Spend Matters welcomes this guest post from PJ Bain, CEO of PrimeRevenue.

“Hello transformation. Meet reality.” Those four words sum up where the global business climate has taken us in 2018, and where it will lead in 2019. Whether in the context of industry or geopolitical transformation, the economic implications of transformative change have exposed vulnerability. How can companies fund transformation in an economic climate that’s equal parts encouraging and concerning?

5 Areas for Services Procurement Professionals to Watch in 2019

platform

As we start off 2019, more procurement professionals may want to be on their toes with respect to the changing contingent workforce and services environment. With that in mind — and recognizing the wicked challenge of making even short-term predictions in this space — we are not offering predictions per se but rather commentary on several broader trends. No promises, no New Year resolutions. Instead, we’d like to point to some areas we will be (and perhaps you should be) watching in 2019. To avoid being caught flat-footed as new developments and opportunities arise, practitioners need to keep their eye on five areas in particular.

Beyond Supplier Risk Management: How Procurement Can Take a Leadership Role in Enterprise Risk Management (Part 2) — Aligning Enterprise Risk to Supply Risk [PRO]

risk

In Part 1 of this series, we described the process that most progressive procurement organizations use to relate enterprise risk to supply risk. Throughout such transformations, a single theme pervades: alignment. The premise here is that while value chains are, in fact, a chain of value that flows across multiple stakeholders, the “signal” often gets lost as the components of that value go across organizational and functional boundaries. We’ve written before about this concept of “supply performance management” (i.e., where the definition of supply and the supply scorecard gets translated from the customer-facing value chain all the way down to a supplier/contract level) in terms of measuring and managing supply value, but this same concept also inherently applies to risk management.

Risk management is about protecting those value streams, and therefore the commensurate investment in risk mitigation should align with the value streams themselves. Unfortunately, they often don’t, because stakeholders are not typically measured on risk management explicitly (although they can be measured on it implicitly).

Procurement itself faces this problem. Based on our research, only 8% of procurement organizations are formally measured on supply risk reduction. Instead, they’re measured on overt reward (vis a vis savings) but not on protecting those improved supply outcomes.
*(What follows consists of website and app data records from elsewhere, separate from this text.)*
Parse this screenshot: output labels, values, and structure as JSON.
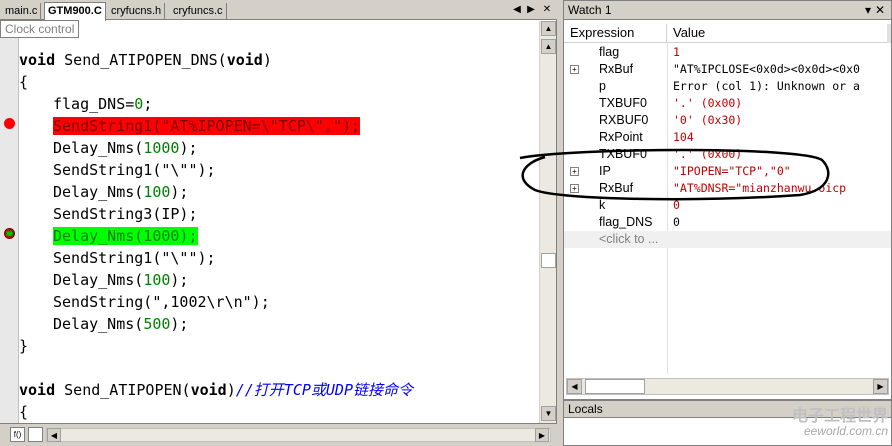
{
  "editor": {
    "tabs": [
      {
        "label": "main.c",
        "active": false
      },
      {
        "label": "GTM900.C",
        "active": true
      },
      {
        "label": "cryfucns.h",
        "active": false
      },
      {
        "label": "cryfuncs.c",
        "active": false
      }
    ],
    "tooltip": "Clock control",
    "lines": [
      {
        "text": "void Send_ATIPOPEN_DNS(void)",
        "type": "func-sig"
      },
      {
        "text": "{",
        "type": "plain"
      },
      {
        "text": "flag_DNS=0;",
        "type": "plain"
      },
      {
        "text": "SendString1(\"AT%IPOPEN=\\\"TCP\\\",\");",
        "type": "breakpoint"
      },
      {
        "text": "Delay_Nms(1000);",
        "type": "plain"
      },
      {
        "text": "SendString1(\"\\\"\");",
        "type": "plain"
      },
      {
        "text": "Delay_Nms(100);",
        "type": "plain"
      },
      {
        "text": "SendString3(IP);",
        "type": "plain"
      },
      {
        "text": "Delay_Nms(1000);",
        "type": "current"
      },
      {
        "text": "SendString1(\"\\\"\");",
        "type": "plain"
      },
      {
        "text": "Delay_Nms(100);",
        "type": "plain"
      },
      {
        "text": "SendString(\",1002\\r\\n\");",
        "type": "plain"
      },
      {
        "text": "Delay_Nms(500);",
        "type": "plain"
      },
      {
        "text": "}",
        "type": "plain"
      },
      {
        "text": "",
        "type": "plain"
      },
      {
        "text": "void Send_ATIPOPEN(void)//打开TCP或UDP链接命令",
        "type": "func-sig-comment"
      },
      {
        "text": "{",
        "type": "plain"
      }
    ]
  },
  "watch": {
    "title": "Watch 1",
    "columns": {
      "expression": "Expression",
      "value": "Value"
    },
    "rows": [
      {
        "name": "flag",
        "value": "1",
        "expandable": false,
        "value_color": "#c00000"
      },
      {
        "name": "RxBuf",
        "value": "\"AT%IPCLOSE<0x0d><0x0d><0x0",
        "expandable": true,
        "value_color": "#000000"
      },
      {
        "name": "p",
        "value": "Error (col 1): Unknown or a",
        "expandable": false,
        "value_color": "#000000"
      },
      {
        "name": "TXBUF0",
        "value": "'.' (0x00)",
        "expandable": false,
        "value_color": "#c00000"
      },
      {
        "name": "RXBUF0",
        "value": "'0' (0x30)",
        "expandable": false,
        "value_color": "#c00000"
      },
      {
        "name": "RxPoint",
        "value": "104",
        "expandable": false,
        "value_color": "#c00000"
      },
      {
        "name": "TXBUF0",
        "value": "'.' (0x00)",
        "expandable": false,
        "value_color": "#c00000"
      },
      {
        "name": "IP",
        "value": "\"IPOPEN=\"TCP\",\"0\"",
        "expandable": true,
        "value_color": "#c00000"
      },
      {
        "name": "RxBuf",
        "value": "\"AT%DNSR=\"mianzhanwu.oicp",
        "expandable": true,
        "value_color": "#c00000"
      },
      {
        "name": "k",
        "value": "0",
        "expandable": false,
        "value_color": "#c00000"
      },
      {
        "name": "flag_DNS",
        "value": "0",
        "expandable": false,
        "value_color": "#000000"
      },
      {
        "name": "<click to ...",
        "value": "",
        "expandable": false,
        "value_color": "#000000",
        "placeholder": true
      }
    ]
  },
  "locals": {
    "title": "Locals"
  },
  "watermark": {
    "main": "电子工程世界",
    "sub": "eeworld.com.cn"
  },
  "colors": {
    "breakpoint": "#ff0000",
    "current_line": "#00ff00",
    "number": "#008000",
    "comment": "#0000ff"
  }
}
So, if procurement wants to protect supply outcomes, it will need help and resources from the natural risk owners (i.e., those who are measured on the business outcomes affected by those risks) — and that help will not come unless there is visibility, commitment and action. As such, in this installment of this series, we’ll discuss two critical frameworks that organizations can use to gain alignment.